AROMATICALLY POTENT WITH A REFINED, NATURAL SWEETNESS. EXPECT NOTES OF LILAC, WILD STRAWBERRIES AND GUAVA IN A CLEAN, REFRESHING CUP.
Producer600 smallholders in Chelbesa
ProcessOrganically grown, hand harvested, traditionally depulped and wet fermented 72hrs, fully washed & dried on raised beds.
VarietyWolisho, Dega & Kurume
RegionChelbesa, Gedeo, SNNPR
Altitude1,925 to 2,210 metres
OUR SECOND FILTER RELEASE FROM SNAP COFFEE THIS YEAR, PLEASE WELCOME BACK A COFFEE FROM DANCHE IN THE CHELBESA REGION OF ETHIOPIA.
The Far mers
Around 600 smallholder coffee farmers in the Chelbesa kebele have contributed towards this lot. The cultivars are Wolisho, Dega & Kurume, which are tended to completely organically in a semi-forest system. Each farmer has between 0.5 and 2 hectares planted with coffee, amidst bananas and natural shade trees, with 1,500 to 2,400 coffee trees per hectare. Each tree only produces around 3kg of coffee fruit per season, which is delivered on foot or by mule to the newly built Danche washing station.
The Washing Station & Their Approach
Situated at 2,160 metres the Danche wet mill was established in 2019 and is managed by Girum Assefa. It is one of two sites that SNAP Coffees are operating in the Chelbesa kebele, the other being Worka washing station.
After depulping the received coffee cherries using an Agaarde disc pulper the coffee is fermented under cool water in ceramic tiled tanks for 72 hours, before washing and grading in long channels. The seeds are effectively graded by density in these channels and will be graded again once fully dried when the quality is refined at the dry mill using vibrating density sorting tables. It makes for a reliable product for us to roast, as the seeds are small and compact yet very dense, allowing an efficient transfer of heat through each seed and the entire batch.

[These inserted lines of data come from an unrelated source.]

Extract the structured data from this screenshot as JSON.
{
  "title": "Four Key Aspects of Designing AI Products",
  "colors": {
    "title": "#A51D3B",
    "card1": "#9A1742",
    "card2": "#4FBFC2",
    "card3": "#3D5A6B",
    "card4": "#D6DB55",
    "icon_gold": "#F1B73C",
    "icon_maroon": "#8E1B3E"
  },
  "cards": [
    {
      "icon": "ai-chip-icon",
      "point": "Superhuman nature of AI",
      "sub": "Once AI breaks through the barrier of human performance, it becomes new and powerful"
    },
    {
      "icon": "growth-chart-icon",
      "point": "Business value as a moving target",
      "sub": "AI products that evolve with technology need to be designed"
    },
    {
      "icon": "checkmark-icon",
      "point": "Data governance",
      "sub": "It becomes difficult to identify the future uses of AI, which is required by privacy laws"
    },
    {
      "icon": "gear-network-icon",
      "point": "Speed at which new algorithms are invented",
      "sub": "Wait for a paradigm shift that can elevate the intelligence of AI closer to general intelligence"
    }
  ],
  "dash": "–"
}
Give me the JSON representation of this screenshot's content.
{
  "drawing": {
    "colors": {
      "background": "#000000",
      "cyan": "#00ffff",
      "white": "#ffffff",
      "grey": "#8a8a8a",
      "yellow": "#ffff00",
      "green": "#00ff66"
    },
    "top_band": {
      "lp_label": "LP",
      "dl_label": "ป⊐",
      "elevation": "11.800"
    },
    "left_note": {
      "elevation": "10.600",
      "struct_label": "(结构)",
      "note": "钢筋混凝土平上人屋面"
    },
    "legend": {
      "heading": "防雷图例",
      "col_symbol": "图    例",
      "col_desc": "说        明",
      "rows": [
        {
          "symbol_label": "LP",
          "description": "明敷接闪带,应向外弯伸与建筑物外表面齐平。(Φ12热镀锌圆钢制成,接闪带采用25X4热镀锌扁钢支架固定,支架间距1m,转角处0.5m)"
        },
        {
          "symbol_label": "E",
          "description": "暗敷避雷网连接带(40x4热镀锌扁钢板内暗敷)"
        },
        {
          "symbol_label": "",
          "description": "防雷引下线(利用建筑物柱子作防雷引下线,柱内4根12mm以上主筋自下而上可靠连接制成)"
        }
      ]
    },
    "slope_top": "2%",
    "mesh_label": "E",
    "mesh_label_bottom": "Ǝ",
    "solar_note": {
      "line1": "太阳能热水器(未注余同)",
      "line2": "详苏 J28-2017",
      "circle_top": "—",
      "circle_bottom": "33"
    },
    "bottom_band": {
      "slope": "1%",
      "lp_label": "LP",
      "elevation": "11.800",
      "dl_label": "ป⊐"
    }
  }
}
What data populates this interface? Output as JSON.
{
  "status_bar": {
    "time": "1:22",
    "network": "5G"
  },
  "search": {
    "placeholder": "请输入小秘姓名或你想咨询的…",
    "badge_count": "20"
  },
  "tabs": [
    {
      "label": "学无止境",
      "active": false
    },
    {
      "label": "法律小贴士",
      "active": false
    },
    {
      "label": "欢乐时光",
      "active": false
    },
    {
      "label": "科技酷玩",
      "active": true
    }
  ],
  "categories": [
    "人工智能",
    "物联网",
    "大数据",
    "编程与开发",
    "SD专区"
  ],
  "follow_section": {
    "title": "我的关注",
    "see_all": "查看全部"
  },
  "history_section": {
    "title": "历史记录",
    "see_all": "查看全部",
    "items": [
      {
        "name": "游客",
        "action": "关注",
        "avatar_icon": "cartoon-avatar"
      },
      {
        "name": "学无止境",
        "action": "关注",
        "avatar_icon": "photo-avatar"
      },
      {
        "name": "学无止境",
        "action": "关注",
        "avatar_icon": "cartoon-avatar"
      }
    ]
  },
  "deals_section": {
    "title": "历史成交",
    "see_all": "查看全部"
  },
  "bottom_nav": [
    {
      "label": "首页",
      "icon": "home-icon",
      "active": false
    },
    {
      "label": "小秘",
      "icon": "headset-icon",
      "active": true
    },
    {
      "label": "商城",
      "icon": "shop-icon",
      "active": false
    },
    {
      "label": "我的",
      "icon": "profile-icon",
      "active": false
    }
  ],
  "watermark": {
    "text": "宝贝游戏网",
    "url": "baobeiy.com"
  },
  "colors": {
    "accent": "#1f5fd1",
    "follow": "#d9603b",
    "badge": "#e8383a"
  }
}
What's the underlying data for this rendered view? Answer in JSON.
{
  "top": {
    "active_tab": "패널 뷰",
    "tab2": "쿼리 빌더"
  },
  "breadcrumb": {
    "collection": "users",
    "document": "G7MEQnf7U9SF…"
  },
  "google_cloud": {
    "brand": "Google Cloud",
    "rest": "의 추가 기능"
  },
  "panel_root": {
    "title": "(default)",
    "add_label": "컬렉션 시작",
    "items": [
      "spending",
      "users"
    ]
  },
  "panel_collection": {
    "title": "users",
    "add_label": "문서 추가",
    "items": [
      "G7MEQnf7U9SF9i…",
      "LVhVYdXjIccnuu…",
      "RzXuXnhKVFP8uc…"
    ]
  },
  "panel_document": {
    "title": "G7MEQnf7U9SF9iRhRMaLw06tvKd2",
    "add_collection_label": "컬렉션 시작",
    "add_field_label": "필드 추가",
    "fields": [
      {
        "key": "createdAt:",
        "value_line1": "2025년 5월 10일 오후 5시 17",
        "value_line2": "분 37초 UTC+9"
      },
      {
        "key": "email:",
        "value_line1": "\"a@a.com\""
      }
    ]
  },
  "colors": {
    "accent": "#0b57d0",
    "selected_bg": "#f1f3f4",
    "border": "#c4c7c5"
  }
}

Snap Coffee was established in 2008 by Negusse Debela Weldyes and the group are responsible for the running and operation of several coffee washing stations which feature in our coffee range each year. This year we are working with lots from Riripa, Aricha and Danche.
Snap oversee the processing facilities but also take on the task of dispensing agricultural knowledge to their contributing farmers. Steps such as tiling fermentation tanks to enable better cleaning, as well as implementing strict drying protocols, have gone long ways to improving the clarity, cleanliness and longevity of the coffees’ characteristics.
They are committed to recycling waste by-products from coffee processing at each of their stations where they have also built schools and provided them with computing equipment from the other arm of their business which is in electronics. They have improved the roads to streamline access to the washing stations and have built health clinics to provide access to better healthcare for their contributing farmers as well.
Lots from the most recent harvest have been dry milled at Snap’s own processing and warehousing facility. This has afforded the group even more control over the final exportable product that we get to work with, leading to improved consistency and uniformity.
We spent several days cupping through lots at Snap Plaza in Addis Ababa this February,and were able to connect with Negusse and his son Amanuel who has taken on an operational role at Snap Coffee. Later in the year Amanuel came to visit us in our roastery and we were able to show him all of processes we undertake to ensure we handle Snap’s, and other producers’, coffees with respect and care.